┌────────

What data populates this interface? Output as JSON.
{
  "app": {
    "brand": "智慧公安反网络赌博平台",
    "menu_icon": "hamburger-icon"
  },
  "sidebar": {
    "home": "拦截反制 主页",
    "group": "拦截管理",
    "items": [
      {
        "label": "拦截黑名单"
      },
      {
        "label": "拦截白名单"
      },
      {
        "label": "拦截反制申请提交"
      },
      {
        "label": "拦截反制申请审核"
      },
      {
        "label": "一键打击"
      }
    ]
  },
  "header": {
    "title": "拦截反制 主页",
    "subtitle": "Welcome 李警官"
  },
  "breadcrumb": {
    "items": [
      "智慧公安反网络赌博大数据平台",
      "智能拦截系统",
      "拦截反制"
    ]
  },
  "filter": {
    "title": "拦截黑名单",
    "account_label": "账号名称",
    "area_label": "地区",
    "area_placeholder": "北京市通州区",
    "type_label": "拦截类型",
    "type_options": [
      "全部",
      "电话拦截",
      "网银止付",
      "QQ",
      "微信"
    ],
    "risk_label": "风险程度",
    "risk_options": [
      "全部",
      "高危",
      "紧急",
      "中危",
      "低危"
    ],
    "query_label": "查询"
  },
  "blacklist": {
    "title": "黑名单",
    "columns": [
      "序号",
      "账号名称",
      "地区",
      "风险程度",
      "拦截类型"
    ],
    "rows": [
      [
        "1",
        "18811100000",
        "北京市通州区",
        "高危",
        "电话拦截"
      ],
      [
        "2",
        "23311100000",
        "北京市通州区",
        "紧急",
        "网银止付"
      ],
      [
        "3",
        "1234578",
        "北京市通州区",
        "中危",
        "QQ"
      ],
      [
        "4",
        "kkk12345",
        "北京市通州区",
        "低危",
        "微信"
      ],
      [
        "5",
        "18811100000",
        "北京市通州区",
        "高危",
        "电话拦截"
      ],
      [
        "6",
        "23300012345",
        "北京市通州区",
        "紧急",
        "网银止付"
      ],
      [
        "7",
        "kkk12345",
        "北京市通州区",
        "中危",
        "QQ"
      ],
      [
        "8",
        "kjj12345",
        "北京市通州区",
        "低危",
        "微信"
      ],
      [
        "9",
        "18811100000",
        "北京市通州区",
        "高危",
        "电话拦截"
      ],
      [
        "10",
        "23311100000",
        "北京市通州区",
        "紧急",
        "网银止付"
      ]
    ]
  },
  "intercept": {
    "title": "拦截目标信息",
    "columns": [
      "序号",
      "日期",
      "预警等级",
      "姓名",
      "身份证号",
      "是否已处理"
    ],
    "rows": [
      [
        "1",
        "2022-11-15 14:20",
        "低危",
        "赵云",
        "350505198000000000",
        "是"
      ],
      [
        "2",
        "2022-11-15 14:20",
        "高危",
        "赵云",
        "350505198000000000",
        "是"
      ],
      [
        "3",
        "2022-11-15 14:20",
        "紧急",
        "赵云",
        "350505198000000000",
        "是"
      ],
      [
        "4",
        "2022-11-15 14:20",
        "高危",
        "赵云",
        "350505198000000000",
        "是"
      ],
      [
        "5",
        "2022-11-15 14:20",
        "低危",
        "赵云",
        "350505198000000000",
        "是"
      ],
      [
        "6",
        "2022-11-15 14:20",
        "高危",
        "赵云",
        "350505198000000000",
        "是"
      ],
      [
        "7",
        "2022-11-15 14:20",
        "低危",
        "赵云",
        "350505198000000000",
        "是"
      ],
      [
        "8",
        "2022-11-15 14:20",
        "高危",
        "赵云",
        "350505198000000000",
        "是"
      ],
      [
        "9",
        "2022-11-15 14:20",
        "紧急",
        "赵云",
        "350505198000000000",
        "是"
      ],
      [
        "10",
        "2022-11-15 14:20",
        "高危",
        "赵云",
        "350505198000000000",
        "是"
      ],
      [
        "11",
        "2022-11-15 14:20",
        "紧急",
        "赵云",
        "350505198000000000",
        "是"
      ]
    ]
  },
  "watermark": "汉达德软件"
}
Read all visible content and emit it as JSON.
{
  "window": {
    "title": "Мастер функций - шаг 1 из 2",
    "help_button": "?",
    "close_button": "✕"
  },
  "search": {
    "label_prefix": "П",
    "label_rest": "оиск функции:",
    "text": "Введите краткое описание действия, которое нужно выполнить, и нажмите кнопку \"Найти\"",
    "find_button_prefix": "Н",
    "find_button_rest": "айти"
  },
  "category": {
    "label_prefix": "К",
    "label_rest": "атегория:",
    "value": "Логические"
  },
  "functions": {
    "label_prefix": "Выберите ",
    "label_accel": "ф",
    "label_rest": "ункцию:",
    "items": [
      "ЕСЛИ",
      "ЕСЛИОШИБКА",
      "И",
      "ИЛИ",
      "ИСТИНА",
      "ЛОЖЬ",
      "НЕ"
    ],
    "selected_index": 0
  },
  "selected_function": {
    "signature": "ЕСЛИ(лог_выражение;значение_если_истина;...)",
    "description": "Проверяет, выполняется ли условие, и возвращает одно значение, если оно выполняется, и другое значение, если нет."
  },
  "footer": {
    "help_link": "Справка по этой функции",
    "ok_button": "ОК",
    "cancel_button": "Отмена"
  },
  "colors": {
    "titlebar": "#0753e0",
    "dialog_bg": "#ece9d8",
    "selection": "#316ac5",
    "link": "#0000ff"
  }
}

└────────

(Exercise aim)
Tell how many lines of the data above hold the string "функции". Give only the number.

(Answer for this exercise)
2